Swath Yacht Technology stands up to the number test but will this new innovative superyacht technology take off? This article explains some of the swath boat technology at work.
All conventional displacement yacht hulls are subject in varying degrees to the upward and downward motion of waves. At the heart of the SWATH yacht design is the observation that waves only exist on the surface of the water and that below the surface the water is calmer. Therefore, waves do not affect a boat’ designed with its displacement permanently below the surface. To take advantage of the calmer waters below, yacht builders — Abeking & Rasmussen among them — have developed the unusual looking SWATH yacht.
A&R is the fist shipyard to have built a SWATH yacht. Their yacht design places the superyacht SILVER CLOUD’s entire superstructure above the water on top of a platform, which thin struts connect to a pair of submarine torpedo-shaped hulls. The struts are slender to minimize their exposure to waves. The swath boat design is similar in some ways to that of a car chassis, with two struts located on each side, a bit like wheels on a car. On the 134’6” Silver Cloud the “torpedoes” are 11’6” (3.50m) in diameter and run about 3’7” (1.1m) below the surface. A 6’10”-air gap between the water surface and the superstructure prevents cresting waves from making contact with the underside of the bridge deck.
After extensive testing, A&R engineers determined that the most effective design allocated 80 percent of displacement to the torpedoes (40 percent each) and divided the remaining 20 percent of displacement between the four struts.
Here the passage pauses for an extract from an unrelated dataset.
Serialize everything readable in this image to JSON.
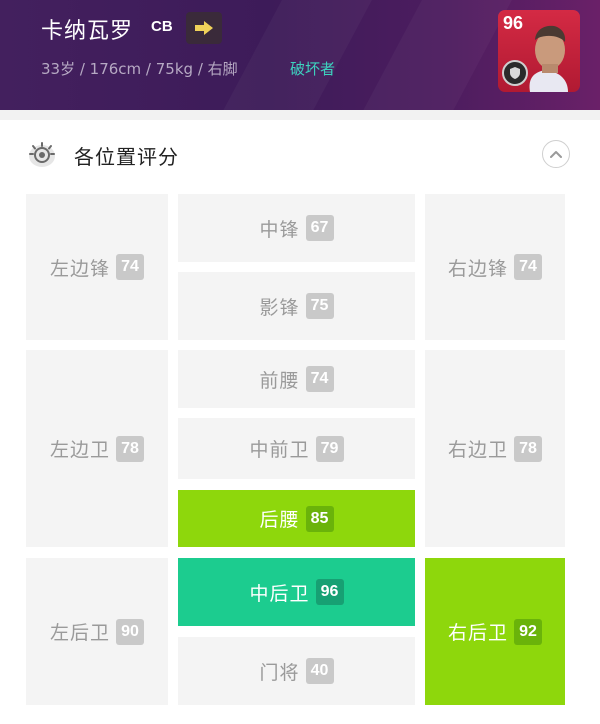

The struts then contribute only in small part to the vessel’s buoyancy; engineers installed ballast tanks inside the underwater torpedo-like hulls to help manage overall weight distribution. Also housed within the torpedoes are the fuel tanks and two 1,100 hp C32 Caterpillar engines, which provide the yacht with a top speed in excess of 14 knots. The vessel has a range of 3,900 nm.
Silver Cloud features a Costa propulsion bulb, connected to the vessel’s rudders in the axis of the propeller shaft, to help economize on power and fuel. A&R Engineers calculated that Silver Cloud’s Costa propulsion bulb adds about 0.5 knots to the cruising speed and increases the luxury yacht’s range by about 400 nm. Active fins fitted forward and aft on each hull act a bit as suspension does on a car. Using an advanced electronic control system, the fins help “fine-tune” the superyacht’s response to waves. According to A&R, fin stabilizers fitted to conventional ships and yachts are effective in suppressing rolling but do little to prevent pitching, slamming and heaving, which the SWATH does very well. The build contract went as far as specifying the vessel’s maximum acceptable vertical acceleration.
During sea trials in a head sea with waves topping 6’, Silver Cloud recorded a vertical acceleration of 0.035g rms and roll angles as low as 1.2 degrees rms (“g” equals the force of gravity and “rms” represents the statistical average.) According to A&R, these numbers are almost never achieved in ships with a hull shorter than 328’. In comparison, the vertical acceleration in cargo ships is limited to a maximum of 0.15 g rms and the NATO naval vessels require a maximum of 0.2g rms. By the time A&R delivered its first seagoing SWATH yacht in 2008, it had already built 10 commercial SWATH ships, including seven patrol boats. The German shipyard celebrated its 100th anniversary in 2007 and has built more than 6,400 vessels since its first, an unnamed 15’ workboat. One of its most recent yachts is an elegant conventional twin-screw yacht that has taken its place this year on the list of the world’s 100 largest yachts.
For more information, visit http://www.abeking.com